Web page and app entries
━━━━━━━━━━

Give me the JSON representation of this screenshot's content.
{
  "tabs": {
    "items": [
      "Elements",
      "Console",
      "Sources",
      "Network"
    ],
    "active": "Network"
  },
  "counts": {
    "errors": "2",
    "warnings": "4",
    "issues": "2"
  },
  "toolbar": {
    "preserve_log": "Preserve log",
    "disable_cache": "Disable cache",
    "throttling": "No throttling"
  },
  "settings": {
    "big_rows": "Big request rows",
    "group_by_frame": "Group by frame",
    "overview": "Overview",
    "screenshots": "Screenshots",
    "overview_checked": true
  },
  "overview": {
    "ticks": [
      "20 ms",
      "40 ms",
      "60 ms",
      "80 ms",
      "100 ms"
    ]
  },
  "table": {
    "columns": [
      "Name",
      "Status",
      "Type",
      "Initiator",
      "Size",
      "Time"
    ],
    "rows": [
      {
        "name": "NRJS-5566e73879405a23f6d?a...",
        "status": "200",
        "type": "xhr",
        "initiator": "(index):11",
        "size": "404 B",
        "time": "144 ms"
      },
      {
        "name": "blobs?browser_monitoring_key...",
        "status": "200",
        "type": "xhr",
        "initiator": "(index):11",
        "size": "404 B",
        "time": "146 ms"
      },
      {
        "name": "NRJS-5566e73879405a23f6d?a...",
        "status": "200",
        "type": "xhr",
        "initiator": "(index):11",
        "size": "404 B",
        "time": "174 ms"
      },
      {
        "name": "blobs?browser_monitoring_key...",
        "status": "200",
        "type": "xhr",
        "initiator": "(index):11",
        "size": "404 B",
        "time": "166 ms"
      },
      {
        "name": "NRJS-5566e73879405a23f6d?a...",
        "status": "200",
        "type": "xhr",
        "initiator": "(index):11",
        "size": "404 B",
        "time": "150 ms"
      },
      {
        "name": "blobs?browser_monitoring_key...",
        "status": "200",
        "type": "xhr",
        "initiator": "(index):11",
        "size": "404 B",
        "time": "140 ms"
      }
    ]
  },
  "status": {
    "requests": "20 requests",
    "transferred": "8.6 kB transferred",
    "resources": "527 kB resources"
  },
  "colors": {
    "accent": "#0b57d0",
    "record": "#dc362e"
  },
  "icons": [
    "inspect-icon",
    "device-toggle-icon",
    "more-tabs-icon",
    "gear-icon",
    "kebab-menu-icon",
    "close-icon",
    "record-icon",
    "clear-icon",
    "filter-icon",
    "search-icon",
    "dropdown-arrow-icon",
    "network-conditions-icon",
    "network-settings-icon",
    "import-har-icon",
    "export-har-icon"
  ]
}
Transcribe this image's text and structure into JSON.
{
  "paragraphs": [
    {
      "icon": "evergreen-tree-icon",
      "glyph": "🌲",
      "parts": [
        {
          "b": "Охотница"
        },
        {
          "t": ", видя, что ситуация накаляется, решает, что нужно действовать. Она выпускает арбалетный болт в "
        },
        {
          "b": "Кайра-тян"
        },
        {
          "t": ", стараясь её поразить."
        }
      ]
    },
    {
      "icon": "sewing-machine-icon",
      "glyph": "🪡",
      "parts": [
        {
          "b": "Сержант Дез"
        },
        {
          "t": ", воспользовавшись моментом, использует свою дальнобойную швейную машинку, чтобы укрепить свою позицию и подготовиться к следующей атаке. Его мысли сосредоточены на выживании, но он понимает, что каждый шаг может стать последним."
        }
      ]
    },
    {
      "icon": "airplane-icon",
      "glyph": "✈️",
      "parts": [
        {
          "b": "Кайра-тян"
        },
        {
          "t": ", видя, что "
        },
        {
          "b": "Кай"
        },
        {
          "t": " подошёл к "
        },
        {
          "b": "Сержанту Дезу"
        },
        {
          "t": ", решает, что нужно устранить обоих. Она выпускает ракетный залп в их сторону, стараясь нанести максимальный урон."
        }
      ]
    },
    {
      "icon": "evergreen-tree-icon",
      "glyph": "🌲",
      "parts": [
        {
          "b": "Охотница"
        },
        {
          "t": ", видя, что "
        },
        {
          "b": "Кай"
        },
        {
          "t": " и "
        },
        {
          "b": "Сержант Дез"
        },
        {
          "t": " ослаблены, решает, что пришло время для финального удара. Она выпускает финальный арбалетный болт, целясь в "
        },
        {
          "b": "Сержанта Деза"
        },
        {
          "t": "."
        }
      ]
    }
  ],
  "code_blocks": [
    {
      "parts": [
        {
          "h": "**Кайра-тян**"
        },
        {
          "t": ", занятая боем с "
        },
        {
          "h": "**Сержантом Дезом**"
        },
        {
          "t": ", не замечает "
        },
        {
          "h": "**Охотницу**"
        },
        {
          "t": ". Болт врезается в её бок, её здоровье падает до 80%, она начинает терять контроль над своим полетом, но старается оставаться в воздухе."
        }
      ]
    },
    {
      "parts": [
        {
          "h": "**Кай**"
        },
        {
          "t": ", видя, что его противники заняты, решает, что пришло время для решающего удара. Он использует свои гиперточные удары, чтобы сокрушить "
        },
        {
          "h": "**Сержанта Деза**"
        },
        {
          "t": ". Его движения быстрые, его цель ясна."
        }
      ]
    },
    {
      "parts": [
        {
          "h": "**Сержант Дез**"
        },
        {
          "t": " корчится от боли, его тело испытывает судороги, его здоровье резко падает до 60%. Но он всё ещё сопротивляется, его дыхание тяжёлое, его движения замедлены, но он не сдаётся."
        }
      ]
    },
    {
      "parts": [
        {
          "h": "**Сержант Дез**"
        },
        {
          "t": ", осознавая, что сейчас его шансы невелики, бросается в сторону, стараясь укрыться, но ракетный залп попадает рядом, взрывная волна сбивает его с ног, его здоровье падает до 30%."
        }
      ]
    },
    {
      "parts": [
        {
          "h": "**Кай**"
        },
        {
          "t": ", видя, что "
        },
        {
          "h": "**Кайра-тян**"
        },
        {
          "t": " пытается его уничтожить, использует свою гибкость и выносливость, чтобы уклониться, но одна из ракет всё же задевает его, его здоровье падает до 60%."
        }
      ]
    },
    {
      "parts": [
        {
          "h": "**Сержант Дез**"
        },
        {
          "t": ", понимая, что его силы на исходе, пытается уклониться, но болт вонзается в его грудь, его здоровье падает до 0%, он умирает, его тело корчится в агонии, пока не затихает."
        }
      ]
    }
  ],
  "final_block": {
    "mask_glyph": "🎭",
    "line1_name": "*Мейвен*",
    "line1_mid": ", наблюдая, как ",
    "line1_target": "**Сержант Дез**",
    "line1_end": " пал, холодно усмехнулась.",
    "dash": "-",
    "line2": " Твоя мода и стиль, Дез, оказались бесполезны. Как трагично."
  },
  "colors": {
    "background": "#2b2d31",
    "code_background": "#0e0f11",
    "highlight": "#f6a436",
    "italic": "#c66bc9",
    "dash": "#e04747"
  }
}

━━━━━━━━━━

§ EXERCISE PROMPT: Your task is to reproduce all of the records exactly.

§ TASK ANSWER:
Give me the JSON representation of this screenshot's content.
{
  "tabs": {
    "items": [
      "Elements",
      "Console",
      "Sources",
      "Network"
    ],
    "active": "Network"
  },
  "counts": {
    "errors": "2",
    "warnings": "4",
    "issues": "2"
  },
  "toolbar": {
    "preserve_log": "Preserve log",
    "disable_cache": "Disable cache",
    "throttling": "No throttling"
  },
  "settings": {
    "big_rows": "Big request rows",
    "group_by_frame": "Group by frame",
    "overview": "Overview",
    "screenshots": "Screenshots",
    "overview_checked": true
  },
  "overview": {
    "ticks": [
      "20 ms",
      "40 ms",
      "60 ms",
      "80 ms",
      "100 ms"
    ]
  },
  "table": {
    "columns": [
      "Name",
      "Status",
      "Type",
      "Initiator",
      "Size",
      "Time"
    ],
    "rows": [
      {
        "name": "NRJS-5566e73879405a23f6d?a...",
        "status": "200",
        "type": "xhr",
        "initiator": "(index):11",
        "size": "404 B",
        "time": "144 ms"
      },
      {
        "name": "blobs?browser_monitoring_key...",
        "status": "200",
        "type": "xhr",
        "initiator": "(index):11",
        "size": "404 B",
        "time": "146 ms"
      },
      {
        "name": "NRJS-5566e73879405a23f6d?a...",
        "status": "200",
        "type": "xhr",
        "initiator": "(index):11",
        "size": "404 B",
        "time": "174 ms"
      },
      {
        "name": "blobs?browser_monitoring_key...",
        "status": "200",
        "type": "xhr",
        "initiator": "(index):11",
        "size": "404 B",
        "time": "166 ms"
      },
      {
        "name": "NRJS-5566e73879405a23f6d?a...",
        "status": "200",
        "type": "xhr",
        "initiator": "(index):11",
        "size": "404 B",
        "time": "150 ms"
      },
      {
        "name": "blobs?browser_monitoring_key...",
        "status": "200",
        "type": "xhr",
        "initiator": "(index):11",
        "size": "404 B",
        "time": "140 ms"
      }
    ]
  },
  "status": {
    "requests": "20 requests",
    "transferred": "8.6 kB transferred",
    "resources": "527 kB resources"
  },
  "colors": {
    "accent": "#0b57d0",
    "record": "#dc362e"
  },
  "icons": [
    "inspect-icon",
    "device-toggle-icon",
    "more-tabs-icon",
    "gear-icon",
    "kebab-menu-icon",
    "close-icon",
    "record-icon",
    "clear-icon",
    "filter-icon",
    "search-icon",
    "dropdown-arrow-icon",
    "network-conditions-icon",
    "network-settings-icon",
    "import-har-icon",
    "export-har-icon"
  ]
}
Transcribe this image's text and structure into JSON.
{
  "paragraphs": [
    {
      "icon": "evergreen-tree-icon",
      "glyph": "🌲",
      "parts": [
        {
          "b": "Охотница"
        },
        {
          "t": ", видя, что ситуация накаляется, решает, что нужно действовать. Она выпускает арбалетный болт в "
        },
        {
          "b": "Кайра-тян"
        },
        {
          "t": ", стараясь её поразить."
        }
      ]
    },
    {
      "icon": "sewing-machine-icon",
      "glyph": "🪡",
      "parts": [
        {
          "b": "Сержант Дез"
        },
        {
          "t": ", воспользовавшись моментом, использует свою дальнобойную швейную машинку, чтобы укрепить свою позицию и подготовиться к следующей атаке. Его мысли сосредоточены на выживании, но он понимает, что каждый шаг может стать последним."
        }
      ]
    },
    {
      "icon": "airplane-icon",
      "glyph": "✈️",
      "parts": [
        {
          "b": "Кайра-тян"
        },
        {
          "t": ", видя, что "
        },
        {
          "b": "Кай"
        },
        {
          "t": " подошёл к "
        },
        {
          "b": "Сержанту Дезу"
        },
        {
          "t": ", решает, что нужно устранить обоих. Она выпускает ракетный залп в их сторону, стараясь нанести максимальный урон."
        }
      ]
    },
    {
      "icon": "evergreen-tree-icon",
      "glyph": "🌲",
      "parts": [
        {
          "b": "Охотница"
        },
        {
          "t": ", видя, что "
        },
        {
          "b": "Кай"
        },
        {
          "t": " и "
        },
        {
          "b": "Сержант Дез"
        },
        {
          "t": " ослаблены, решает, что пришло время для финального удара. Она выпускает финальный арбалетный болт, целясь в "
        },
        {
          "b": "Сержанта Деза"
        },
        {
          "t": "."
        }
      ]
    }
  ],
  "code_blocks": [
    {
      "parts": [
        {
          "h": "**Кайра-тян**"
        },
        {
          "t": ", занятая боем с "
        },
        {
          "h": "**Сержантом Дезом**"
        },
        {
          "t": ", не замечает "
        },
        {
          "h": "**Охотницу**"
        },
        {
          "t": ". Болт врезается в её бок, её здоровье падает до 80%, она начинает терять контроль над своим полетом, но старается оставаться в воздухе."
        }
      ]
    },
    {
      "parts": [
        {
          "h": "**Кай**"
        },
        {
          "t": ", видя, что его противники заняты, решает, что пришло время для решающего удара. Он использует свои гиперточные удары, чтобы сокрушить "
        },
        {
          "h": "**Сержанта Деза**"
        },
        {
          "t": ". Его движения быстрые, его цель ясна."
        }
      ]
    },
    {
      "parts": [
        {
          "h": "**Сержант Дез**"
        },
        {
          "t": " корчится от боли, его тело испытывает судороги, его здоровье резко падает до 60%. Но он всё ещё сопротивляется, его дыхание тяжёлое, его движения замедлены, но он не сдаётся."
        }
      ]
    },
    {
      "parts": [
        {
          "h": "**Сержант Дез**"
        },
        {
          "t": ", осознавая, что сейчас его шансы невелики, бросается в сторону, стараясь укрыться, но ракетный залп попадает рядом, взрывная волна сбивает его с ног, его здоровье падает до 30%."
        }
      ]
    },
    {
      "parts": [
        {
          "h": "**Кай**"
        },
        {
          "t": ", видя, что "
        },
        {
          "h": "**Кайра-тян**"
        },
        {
          "t": " пытается его уничтожить, использует свою гибкость и выносливость, чтобы уклониться, но одна из ракет всё же задевает его, его здоровье падает до 60%."
        }
      ]
    },
    {
      "parts": [
        {
          "h": "**Сержант Дез**"
        },
        {
          "t": ", понимая, что его силы на исходе, пытается уклониться, но болт вонзается в его грудь, его здоровье падает до 0%, он умирает, его тело корчится в агонии, пока не затихает."
        }
      ]
    }
  ],
  "final_block": {
    "mask_glyph": "🎭",
    "line1_name": "*Мейвен*",
    "line1_mid": ", наблюдая, как ",
    "line1_target": "**Сержант Дез**",
    "line1_end": " пал, холодно усмехнулась.",
    "dash": "-",
    "line2": " Твоя мода и стиль, Дез, оказались бесполезны. Как трагично."
  },
  "colors": {
    "background": "#2b2d31",
    "code_background": "#0e0f11",
    "highlight": "#f6a436",
    "italic": "#c66bc9",
    "dash": "#e04747"
  }
}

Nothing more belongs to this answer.